In certain situations, a landlord may not be able to enforce a no-pets clause.
Most standard leases and rental agreements contain no-pets clauses. Such provisions are legal everywhere, and courts generally allow a landlord to evict a tenant who acquires a pet in violation of a lease clause and refuses to give it up.
In certain situations, however, a landlord may not be able to enforce a no-pets clause if the dog is already living in a rental unit and/or:
- The landlord tries to add a no-pets clause to a rental agreement
- The landlord tries to enforce an existing no-pets clause, after knowing about but not objecting to a tenant's dog for a significant period
- The landlord agreed, no matter what the lease says, that the tenant could have a dog
- The tenant can prove that keeping a dog is necessary for security or health reasons.
You don't want to go to court to argue about any of these theories if you can possibly avoid it. So if a landlord tries to get rid of you or your pet, sit down together and try to work things out. You may end up paying a little more rent or putting down a bigger security deposit, but it will be cheaper than court.

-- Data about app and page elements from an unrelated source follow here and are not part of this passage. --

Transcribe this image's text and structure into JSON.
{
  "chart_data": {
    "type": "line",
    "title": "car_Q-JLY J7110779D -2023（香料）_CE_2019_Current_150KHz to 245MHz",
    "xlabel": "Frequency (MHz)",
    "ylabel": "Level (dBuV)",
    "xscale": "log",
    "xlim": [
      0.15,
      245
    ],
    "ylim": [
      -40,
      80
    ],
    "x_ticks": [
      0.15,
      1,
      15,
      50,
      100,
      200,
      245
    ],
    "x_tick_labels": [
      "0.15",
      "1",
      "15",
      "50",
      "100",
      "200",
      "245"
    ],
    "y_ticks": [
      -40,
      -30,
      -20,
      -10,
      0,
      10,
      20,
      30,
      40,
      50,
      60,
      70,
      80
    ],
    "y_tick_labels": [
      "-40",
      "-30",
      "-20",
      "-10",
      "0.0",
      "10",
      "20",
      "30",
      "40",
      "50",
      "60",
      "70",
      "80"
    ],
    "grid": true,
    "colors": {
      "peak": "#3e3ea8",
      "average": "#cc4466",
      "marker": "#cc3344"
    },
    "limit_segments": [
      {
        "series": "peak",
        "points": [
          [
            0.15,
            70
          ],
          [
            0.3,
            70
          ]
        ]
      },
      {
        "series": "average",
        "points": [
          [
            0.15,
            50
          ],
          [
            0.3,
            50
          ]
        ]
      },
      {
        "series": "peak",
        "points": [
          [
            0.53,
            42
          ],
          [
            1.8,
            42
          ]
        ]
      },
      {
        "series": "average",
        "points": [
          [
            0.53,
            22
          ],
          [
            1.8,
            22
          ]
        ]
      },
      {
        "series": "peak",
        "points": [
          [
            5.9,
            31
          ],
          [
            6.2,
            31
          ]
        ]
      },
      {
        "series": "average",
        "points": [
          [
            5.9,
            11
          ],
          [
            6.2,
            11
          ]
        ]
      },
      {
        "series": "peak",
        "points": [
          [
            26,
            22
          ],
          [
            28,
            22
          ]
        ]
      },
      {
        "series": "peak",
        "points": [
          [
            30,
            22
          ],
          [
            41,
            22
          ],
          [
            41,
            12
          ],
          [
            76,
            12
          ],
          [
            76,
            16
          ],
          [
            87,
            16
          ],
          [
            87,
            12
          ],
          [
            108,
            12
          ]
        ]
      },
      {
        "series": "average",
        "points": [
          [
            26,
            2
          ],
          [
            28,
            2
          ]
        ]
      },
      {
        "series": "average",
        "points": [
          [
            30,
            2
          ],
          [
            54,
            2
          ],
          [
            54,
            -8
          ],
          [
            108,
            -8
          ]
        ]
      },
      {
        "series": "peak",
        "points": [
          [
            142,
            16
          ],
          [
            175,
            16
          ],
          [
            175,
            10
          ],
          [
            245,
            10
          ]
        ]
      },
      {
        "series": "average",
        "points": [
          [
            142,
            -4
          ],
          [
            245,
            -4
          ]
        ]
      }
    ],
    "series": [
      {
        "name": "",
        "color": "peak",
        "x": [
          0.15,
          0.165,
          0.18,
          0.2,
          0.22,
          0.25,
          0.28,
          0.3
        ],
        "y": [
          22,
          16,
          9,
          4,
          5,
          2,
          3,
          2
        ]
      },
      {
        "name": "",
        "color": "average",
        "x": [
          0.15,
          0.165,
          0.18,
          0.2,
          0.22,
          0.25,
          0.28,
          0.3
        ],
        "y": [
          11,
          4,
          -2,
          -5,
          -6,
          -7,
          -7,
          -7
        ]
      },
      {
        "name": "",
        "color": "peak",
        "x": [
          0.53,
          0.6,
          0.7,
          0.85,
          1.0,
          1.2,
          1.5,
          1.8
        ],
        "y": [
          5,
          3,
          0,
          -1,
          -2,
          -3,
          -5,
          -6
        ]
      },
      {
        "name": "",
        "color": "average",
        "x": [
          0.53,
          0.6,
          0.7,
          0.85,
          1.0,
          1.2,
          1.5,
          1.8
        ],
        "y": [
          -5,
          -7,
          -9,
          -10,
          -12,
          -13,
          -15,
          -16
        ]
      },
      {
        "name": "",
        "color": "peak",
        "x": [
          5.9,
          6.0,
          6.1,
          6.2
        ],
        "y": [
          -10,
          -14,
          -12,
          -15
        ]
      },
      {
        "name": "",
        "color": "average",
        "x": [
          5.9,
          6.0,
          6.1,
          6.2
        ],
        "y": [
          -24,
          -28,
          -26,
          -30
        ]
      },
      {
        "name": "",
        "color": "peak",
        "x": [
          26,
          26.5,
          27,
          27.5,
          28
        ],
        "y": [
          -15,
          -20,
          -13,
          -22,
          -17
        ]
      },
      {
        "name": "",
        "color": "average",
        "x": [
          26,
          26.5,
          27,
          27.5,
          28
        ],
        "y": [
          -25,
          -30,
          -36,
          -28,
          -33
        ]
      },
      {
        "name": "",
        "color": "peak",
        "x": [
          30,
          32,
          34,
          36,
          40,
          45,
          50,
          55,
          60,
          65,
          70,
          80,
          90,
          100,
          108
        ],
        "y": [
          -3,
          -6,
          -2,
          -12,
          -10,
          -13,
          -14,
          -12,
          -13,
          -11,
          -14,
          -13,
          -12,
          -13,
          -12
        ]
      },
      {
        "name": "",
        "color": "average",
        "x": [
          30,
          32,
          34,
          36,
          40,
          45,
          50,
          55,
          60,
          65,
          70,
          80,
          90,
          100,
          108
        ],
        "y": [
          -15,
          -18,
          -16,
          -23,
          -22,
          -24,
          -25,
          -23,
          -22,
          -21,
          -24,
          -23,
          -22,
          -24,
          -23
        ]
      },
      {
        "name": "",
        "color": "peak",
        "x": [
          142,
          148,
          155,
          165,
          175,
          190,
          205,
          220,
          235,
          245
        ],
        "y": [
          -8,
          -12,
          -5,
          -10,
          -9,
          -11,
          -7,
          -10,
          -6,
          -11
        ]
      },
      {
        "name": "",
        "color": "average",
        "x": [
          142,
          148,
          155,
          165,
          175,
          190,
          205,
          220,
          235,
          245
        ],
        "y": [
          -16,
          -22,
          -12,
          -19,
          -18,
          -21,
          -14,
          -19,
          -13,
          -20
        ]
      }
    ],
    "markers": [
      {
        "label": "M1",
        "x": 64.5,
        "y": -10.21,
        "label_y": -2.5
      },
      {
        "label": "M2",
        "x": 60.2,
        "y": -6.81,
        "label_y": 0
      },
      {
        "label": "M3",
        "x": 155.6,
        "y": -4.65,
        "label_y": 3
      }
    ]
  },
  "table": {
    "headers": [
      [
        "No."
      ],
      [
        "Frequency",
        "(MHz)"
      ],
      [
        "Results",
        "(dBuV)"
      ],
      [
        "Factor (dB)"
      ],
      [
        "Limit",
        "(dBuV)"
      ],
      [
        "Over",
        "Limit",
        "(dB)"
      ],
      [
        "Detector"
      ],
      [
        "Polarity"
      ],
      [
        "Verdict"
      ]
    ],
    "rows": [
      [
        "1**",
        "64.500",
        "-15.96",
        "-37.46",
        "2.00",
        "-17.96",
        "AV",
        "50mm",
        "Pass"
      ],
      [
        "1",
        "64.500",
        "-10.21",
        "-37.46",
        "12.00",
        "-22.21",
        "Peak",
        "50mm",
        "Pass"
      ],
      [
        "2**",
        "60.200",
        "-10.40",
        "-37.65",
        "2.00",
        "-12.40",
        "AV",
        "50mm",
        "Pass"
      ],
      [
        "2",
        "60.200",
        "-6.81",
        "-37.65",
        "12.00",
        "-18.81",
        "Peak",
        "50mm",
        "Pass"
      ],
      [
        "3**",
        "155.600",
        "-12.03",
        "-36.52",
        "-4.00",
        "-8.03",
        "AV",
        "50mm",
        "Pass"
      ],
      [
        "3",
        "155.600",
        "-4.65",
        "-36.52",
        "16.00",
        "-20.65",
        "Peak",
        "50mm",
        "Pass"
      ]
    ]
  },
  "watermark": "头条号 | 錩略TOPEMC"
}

If you need some help negotiating, try a community mediation center or the local humane society, which may provide mediators specifically for landlord-tenant disputes about pets.
Adding a no-pets clause to a lease
Even though landlords may refuse to rent to someone with a pet, it's harder for a landlord to change the rules if a tenant already has a pet. The landlord's legal right to change the terms of the tenancy usually depends on whether you signed a rental agreement or a lease.
A lease lasts for a specified time. Neither the landlord nor tenant can unilaterally change its terms while it is in effect. When the lease comes up for renewal, generally a landlord is free to change its terms. (But, as discussed below, a landlord who hasn't objected to a dog for a long time may have lost the chance.)
A rental agreement is open-ended. Commonly, it runs from month to month, and allows the landlord to change the terms of the rental agreement with 30 days' notice to the tenant. Local rent control ordinances, or the rental agreement itself, may limit the landlord's right to make such changes.
Some special local rules may apply, however. Some cities recognize that adding a no-pets provision is often just a way to get rid of a tenant for another reason, have restricted the practice. Check your local ordinances or call the city to find out.